view generator. This group also tends to gravitate toward P2P architectures
where the notion of client vs. server becomes irrelevant; P2Ps primary
difference from C/S has as much to do with the relative strengths of the two
systems as anything. The declarative group also tend to favor messaging
architectures over RPC architectures, and are much more likely to adopt
solutions such as XForms, SVG, RDF (assuming that the encumbrance issues on
these can be resolved) than they are large frameworks such as Java or .NET.
Finally, they prefer weakly typed languages (I see a lot of people in the
Perl and Python crowds that fit in here, as well as the obvious hard-core
XML Technologies types).

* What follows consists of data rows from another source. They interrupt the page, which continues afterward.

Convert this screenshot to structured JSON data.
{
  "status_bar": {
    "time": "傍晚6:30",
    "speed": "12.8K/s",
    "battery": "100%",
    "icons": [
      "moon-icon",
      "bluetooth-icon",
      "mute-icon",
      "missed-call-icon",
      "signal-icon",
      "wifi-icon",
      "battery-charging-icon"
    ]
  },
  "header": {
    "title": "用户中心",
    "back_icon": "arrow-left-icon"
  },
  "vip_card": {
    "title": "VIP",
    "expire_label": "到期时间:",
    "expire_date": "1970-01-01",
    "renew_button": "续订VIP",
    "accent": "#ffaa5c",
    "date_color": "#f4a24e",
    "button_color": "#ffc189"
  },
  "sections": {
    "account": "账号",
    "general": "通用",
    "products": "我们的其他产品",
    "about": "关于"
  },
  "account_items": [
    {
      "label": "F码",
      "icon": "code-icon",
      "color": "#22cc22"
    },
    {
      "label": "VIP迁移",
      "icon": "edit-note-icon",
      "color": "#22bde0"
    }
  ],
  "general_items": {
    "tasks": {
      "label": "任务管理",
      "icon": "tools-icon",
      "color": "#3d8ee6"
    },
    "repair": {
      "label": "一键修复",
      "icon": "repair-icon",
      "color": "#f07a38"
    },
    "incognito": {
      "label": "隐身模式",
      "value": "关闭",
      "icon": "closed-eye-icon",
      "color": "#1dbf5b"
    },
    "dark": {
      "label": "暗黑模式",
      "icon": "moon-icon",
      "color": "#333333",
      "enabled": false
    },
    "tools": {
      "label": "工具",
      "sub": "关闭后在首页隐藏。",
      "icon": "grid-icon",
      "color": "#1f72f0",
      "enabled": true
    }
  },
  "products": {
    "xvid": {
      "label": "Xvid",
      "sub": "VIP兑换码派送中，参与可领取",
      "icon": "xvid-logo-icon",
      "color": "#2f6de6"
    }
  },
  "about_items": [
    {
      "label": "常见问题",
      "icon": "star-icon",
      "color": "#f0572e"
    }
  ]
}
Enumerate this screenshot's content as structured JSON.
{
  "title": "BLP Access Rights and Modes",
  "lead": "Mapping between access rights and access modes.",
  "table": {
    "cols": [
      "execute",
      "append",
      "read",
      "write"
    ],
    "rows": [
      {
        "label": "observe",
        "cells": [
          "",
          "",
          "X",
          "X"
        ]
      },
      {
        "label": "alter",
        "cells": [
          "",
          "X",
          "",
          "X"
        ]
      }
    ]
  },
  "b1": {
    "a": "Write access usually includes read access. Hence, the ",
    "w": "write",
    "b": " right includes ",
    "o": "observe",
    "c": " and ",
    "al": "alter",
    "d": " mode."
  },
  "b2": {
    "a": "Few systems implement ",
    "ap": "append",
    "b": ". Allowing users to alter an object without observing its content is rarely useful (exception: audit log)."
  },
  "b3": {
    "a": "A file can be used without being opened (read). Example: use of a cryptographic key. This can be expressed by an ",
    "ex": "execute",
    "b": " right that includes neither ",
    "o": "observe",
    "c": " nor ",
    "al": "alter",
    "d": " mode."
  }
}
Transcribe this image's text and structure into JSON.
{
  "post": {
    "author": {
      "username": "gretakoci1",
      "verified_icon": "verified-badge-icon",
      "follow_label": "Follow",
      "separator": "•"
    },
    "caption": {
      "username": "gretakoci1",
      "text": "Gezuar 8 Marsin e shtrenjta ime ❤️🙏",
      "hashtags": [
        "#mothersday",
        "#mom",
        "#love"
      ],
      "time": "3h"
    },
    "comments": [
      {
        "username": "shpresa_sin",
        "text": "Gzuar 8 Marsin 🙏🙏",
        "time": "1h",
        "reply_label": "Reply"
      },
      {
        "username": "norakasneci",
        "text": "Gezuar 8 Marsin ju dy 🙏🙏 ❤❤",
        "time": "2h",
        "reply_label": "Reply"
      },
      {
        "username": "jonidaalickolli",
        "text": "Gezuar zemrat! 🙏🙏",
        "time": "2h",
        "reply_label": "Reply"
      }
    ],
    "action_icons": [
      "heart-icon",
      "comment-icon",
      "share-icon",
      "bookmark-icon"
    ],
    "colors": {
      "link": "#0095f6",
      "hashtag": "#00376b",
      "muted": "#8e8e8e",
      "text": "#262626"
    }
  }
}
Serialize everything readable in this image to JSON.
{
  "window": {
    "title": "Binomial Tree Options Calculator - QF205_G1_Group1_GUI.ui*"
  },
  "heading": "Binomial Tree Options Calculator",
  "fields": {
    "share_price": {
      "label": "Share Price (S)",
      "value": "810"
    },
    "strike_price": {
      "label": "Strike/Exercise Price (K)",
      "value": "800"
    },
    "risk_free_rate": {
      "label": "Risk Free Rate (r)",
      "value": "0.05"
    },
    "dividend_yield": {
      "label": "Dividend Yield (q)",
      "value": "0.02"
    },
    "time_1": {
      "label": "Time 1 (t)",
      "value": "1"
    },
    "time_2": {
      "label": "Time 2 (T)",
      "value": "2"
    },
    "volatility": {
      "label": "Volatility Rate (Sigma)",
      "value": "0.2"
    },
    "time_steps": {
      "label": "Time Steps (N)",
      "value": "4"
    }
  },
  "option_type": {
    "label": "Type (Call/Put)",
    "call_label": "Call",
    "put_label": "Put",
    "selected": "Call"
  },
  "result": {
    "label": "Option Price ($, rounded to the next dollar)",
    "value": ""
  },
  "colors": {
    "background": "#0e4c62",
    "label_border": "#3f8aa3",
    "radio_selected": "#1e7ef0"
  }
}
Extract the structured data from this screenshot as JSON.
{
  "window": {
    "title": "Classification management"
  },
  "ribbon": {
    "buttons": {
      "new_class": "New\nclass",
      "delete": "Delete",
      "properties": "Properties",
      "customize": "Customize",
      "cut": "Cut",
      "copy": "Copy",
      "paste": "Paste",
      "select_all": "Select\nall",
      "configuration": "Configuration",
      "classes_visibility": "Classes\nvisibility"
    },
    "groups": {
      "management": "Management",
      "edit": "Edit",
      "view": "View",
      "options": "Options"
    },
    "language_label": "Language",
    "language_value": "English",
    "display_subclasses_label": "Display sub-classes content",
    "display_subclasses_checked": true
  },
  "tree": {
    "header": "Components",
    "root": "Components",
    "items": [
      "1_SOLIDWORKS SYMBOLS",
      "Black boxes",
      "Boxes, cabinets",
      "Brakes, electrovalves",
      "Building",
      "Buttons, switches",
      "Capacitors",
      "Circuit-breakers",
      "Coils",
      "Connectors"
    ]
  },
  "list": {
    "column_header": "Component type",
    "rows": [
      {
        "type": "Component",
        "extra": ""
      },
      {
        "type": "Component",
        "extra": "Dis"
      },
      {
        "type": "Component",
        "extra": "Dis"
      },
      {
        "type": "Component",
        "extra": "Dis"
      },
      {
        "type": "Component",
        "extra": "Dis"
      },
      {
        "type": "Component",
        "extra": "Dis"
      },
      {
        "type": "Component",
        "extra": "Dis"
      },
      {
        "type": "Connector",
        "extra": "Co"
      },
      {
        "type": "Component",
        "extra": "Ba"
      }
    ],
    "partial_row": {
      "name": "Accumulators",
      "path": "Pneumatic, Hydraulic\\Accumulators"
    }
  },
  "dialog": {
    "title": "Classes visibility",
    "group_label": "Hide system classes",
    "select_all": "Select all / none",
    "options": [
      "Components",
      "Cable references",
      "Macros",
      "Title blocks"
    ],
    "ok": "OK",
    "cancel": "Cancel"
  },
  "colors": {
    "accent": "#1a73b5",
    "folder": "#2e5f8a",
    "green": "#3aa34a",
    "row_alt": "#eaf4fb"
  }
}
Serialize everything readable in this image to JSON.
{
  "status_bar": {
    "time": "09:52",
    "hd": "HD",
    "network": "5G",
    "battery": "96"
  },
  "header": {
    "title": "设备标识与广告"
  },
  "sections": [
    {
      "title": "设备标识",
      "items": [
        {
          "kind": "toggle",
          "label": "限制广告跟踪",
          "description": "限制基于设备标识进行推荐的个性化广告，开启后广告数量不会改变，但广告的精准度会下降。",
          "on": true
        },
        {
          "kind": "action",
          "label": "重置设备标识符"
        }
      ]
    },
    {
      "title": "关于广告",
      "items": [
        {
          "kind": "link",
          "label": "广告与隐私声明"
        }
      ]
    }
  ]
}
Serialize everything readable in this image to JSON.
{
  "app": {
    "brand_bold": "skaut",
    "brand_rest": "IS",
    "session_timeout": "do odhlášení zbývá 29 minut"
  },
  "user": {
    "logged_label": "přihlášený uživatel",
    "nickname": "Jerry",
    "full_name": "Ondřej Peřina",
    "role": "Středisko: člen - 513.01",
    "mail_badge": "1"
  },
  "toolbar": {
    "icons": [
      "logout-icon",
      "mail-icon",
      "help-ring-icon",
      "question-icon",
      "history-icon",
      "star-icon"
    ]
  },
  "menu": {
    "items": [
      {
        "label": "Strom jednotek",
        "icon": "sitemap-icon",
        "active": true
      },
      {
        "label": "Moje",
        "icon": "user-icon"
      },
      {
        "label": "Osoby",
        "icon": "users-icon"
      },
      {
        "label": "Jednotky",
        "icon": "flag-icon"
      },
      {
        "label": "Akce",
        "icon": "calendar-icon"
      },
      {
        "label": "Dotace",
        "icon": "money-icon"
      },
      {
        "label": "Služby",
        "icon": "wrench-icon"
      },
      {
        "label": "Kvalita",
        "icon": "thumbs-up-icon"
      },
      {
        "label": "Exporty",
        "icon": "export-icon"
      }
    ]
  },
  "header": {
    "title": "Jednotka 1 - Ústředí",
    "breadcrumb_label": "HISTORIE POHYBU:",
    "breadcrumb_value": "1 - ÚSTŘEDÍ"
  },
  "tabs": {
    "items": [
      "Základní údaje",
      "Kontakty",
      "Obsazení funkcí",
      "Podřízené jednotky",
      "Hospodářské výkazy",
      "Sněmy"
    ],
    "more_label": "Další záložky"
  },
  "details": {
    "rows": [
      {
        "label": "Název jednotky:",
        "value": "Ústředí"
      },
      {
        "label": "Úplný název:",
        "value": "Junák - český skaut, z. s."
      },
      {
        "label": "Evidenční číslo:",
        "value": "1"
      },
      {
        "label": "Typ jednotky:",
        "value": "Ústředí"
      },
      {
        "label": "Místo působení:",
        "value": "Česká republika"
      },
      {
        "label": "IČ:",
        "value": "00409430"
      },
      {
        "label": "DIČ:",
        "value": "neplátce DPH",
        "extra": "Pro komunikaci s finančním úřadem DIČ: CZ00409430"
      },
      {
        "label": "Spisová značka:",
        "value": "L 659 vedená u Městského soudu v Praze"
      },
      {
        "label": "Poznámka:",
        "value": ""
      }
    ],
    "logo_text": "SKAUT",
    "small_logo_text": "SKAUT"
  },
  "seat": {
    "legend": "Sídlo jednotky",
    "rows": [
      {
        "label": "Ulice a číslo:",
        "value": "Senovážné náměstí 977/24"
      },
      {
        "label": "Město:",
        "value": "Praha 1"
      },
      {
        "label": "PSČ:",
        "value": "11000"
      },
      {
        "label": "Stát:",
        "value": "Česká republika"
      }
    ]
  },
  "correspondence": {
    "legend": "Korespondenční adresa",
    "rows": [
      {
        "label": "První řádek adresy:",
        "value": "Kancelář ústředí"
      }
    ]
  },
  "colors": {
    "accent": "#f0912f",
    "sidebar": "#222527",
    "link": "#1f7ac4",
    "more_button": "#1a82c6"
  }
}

Neither of these groups have a monopoly on the truth of course, and there is
a certain amount of crossover that will be inherent in either position. The
proceduralists will likely remain the dominant ones for some time to come,
because much of the momentum is in this area, but at the same time the
Internet itself and many of the critical tools for the Internet have been
the result of declarative thinking and methodologies. You see this in the
XML Protocol documents; XMLP can work just as well in a messaging as in an
RPC environment, but the paradigm that you adopt -- declarative or
procedural -- will largely dictate which portions of the XML Protocol
documents are important in your application.

My final thought on this (the fateful, "In conclusion") is that the web
services architectures are currently being driven by the vendors for
adoption within businesses. Business has a tendency to see itself as the
center of the universe, and so of course the proceduralist visions of web
services has a lot of that same strong-hierarchical modelling to it that the
business structures which underlie this vision also have. However, most of
the web is not business oriented, at least not in the commercial sense, and
it is this substrate web -- home of e-mail and mailing lists and message
boards and communal infrastructure -- that will likely end up proving the
longest lasting.

-- Kurt Cagle

Received on Wednesday, 9 January 2002 04:45:02 UTC